TASK PROMPT:
At the line containing "Give me the", begin retyping, and continue word for word until the records below run out.

○ ○ ○ ○ ○

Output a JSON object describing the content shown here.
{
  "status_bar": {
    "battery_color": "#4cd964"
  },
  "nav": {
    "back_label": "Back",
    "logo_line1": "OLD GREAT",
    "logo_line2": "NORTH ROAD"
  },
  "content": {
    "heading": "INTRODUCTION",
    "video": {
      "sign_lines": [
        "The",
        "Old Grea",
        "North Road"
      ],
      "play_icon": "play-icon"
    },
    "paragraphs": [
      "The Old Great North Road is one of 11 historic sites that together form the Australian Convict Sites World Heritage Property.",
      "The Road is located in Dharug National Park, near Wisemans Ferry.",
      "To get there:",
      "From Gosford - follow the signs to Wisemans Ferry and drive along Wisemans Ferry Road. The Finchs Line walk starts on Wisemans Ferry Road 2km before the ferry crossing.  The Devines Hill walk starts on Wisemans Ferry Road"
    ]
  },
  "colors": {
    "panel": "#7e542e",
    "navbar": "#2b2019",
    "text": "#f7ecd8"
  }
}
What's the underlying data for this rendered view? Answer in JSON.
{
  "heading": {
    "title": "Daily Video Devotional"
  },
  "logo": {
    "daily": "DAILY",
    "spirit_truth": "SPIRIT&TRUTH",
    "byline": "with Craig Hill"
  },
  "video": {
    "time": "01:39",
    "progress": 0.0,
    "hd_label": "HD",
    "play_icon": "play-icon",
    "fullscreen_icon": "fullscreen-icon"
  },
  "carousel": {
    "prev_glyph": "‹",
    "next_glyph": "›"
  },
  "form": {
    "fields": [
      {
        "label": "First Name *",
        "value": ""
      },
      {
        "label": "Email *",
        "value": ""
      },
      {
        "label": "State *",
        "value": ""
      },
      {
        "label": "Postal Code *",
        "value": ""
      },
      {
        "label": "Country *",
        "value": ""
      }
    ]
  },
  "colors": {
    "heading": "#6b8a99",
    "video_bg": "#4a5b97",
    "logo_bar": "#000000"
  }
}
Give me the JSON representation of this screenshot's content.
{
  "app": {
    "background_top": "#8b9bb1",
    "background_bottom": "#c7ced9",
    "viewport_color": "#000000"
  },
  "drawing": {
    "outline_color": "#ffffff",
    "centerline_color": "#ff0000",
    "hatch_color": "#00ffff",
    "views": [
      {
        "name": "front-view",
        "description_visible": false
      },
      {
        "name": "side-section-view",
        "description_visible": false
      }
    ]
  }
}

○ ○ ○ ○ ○

RESULT OF THE EXERCISE:
Give me the JSON representation of this screenshot's content.
{
  "app": {
    "background_top": "#8b9bb1",
    "background_bottom": "#c7ced9",
    "viewport_color": "#000000"
  },
  "drawing": {
    "outline_color": "#ffffff",
    "centerline_color": "#ff0000",
    "hatch_color": "#00ffff",
    "views": [
      {
        "name": "front-view",
        "description_visible": false
      },
      {
        "name": "side-section-view",
        "description_visible": false
      }
    ]
  }
}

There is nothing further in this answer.